[Record set — start]

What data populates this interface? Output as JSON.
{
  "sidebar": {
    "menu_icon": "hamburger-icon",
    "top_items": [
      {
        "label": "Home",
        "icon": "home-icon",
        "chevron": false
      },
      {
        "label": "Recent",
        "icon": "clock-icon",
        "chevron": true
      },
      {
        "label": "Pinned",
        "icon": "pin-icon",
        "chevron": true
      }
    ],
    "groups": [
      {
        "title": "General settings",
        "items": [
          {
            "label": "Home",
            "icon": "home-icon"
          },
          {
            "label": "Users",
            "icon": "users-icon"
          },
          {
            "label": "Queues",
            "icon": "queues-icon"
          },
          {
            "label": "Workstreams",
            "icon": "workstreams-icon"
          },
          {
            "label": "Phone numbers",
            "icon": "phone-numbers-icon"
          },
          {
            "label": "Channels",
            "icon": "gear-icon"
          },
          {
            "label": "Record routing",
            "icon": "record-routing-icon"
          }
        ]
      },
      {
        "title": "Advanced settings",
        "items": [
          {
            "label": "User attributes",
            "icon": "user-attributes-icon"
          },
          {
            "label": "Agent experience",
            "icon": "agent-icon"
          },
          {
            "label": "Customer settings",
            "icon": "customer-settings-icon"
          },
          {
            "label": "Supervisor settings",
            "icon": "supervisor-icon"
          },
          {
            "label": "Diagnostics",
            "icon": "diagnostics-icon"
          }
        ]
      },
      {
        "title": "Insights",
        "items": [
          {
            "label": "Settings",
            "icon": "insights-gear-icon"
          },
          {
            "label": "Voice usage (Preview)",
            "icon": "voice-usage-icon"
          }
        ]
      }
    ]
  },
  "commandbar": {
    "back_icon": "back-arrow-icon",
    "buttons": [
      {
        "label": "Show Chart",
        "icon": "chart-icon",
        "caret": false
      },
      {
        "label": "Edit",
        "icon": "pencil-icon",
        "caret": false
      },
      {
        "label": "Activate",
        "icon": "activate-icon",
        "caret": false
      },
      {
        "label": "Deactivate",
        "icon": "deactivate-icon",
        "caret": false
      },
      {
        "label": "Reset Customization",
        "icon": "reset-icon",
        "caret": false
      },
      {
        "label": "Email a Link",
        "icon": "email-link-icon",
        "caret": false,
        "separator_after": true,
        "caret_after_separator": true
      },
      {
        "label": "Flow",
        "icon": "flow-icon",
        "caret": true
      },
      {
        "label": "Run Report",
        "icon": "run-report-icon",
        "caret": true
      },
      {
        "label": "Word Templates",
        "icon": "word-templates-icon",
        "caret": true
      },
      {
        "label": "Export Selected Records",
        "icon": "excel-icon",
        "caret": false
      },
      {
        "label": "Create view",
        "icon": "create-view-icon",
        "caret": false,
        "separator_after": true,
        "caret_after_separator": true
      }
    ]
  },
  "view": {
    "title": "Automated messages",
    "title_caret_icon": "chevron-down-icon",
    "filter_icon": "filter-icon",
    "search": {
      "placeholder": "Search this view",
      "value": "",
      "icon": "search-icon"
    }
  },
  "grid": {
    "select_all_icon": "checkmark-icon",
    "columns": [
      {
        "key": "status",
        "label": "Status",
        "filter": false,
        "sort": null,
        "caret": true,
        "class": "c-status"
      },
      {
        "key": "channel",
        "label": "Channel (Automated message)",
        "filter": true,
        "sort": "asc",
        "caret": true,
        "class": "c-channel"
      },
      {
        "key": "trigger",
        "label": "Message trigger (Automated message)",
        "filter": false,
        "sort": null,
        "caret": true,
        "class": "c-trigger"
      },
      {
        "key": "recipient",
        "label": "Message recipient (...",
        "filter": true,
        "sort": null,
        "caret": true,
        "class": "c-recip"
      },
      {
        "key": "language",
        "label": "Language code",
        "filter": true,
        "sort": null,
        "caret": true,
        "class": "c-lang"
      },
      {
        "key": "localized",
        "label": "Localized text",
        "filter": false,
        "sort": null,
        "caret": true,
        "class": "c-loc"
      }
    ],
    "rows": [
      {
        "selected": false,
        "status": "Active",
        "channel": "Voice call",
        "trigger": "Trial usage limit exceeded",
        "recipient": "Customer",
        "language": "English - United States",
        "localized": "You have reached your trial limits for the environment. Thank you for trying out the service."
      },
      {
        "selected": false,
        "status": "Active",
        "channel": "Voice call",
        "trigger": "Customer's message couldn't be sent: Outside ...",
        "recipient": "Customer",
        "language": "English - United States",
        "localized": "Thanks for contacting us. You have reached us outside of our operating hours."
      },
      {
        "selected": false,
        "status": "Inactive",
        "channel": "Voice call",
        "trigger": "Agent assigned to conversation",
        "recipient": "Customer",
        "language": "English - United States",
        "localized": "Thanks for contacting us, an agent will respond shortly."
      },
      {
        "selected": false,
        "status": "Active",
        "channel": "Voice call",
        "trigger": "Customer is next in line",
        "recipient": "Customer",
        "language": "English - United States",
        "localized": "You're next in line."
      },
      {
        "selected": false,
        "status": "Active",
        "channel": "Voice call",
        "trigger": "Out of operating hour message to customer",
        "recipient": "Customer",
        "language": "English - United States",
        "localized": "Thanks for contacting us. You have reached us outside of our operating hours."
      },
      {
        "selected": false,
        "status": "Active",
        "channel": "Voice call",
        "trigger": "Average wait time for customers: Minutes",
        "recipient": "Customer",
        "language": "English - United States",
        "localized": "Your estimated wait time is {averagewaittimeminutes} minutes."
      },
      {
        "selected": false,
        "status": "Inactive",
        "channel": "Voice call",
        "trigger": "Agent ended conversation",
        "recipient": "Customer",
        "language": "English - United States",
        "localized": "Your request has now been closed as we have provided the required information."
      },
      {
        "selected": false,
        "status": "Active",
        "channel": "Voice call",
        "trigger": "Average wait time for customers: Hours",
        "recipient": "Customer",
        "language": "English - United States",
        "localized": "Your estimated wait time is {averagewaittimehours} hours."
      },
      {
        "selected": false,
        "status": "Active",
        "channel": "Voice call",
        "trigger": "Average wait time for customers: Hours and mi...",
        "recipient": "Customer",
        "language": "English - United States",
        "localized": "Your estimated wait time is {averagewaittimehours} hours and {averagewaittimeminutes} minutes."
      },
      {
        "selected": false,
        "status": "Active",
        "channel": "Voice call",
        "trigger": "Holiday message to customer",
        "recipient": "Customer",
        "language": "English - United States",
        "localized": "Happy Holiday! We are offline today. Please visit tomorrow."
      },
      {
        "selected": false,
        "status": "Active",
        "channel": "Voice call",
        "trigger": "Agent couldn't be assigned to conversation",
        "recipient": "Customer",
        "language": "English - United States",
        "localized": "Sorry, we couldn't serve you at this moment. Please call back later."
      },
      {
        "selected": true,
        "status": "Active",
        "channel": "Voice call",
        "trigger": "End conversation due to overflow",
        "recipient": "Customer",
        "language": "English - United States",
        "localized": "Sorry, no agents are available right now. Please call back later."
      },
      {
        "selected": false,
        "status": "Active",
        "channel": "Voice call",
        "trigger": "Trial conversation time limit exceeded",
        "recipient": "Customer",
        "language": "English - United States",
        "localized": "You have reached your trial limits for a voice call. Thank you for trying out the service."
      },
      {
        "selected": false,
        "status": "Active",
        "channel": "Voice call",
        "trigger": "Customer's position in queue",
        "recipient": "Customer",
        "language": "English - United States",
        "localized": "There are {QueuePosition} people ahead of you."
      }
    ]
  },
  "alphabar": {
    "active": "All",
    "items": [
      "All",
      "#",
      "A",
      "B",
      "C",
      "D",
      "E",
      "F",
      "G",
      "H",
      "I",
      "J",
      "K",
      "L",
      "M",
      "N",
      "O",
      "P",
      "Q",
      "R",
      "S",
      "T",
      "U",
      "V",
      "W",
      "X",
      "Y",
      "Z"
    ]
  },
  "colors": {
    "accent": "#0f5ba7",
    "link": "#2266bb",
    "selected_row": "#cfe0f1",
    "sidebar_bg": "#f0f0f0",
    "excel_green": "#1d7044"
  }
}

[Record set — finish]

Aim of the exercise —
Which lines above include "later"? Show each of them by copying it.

Task solution —
        "localized": "Sorry, we couldn't serve you at this moment. Please call back later."
        "localized": "Sorry, no agents are available right now. Please call back later."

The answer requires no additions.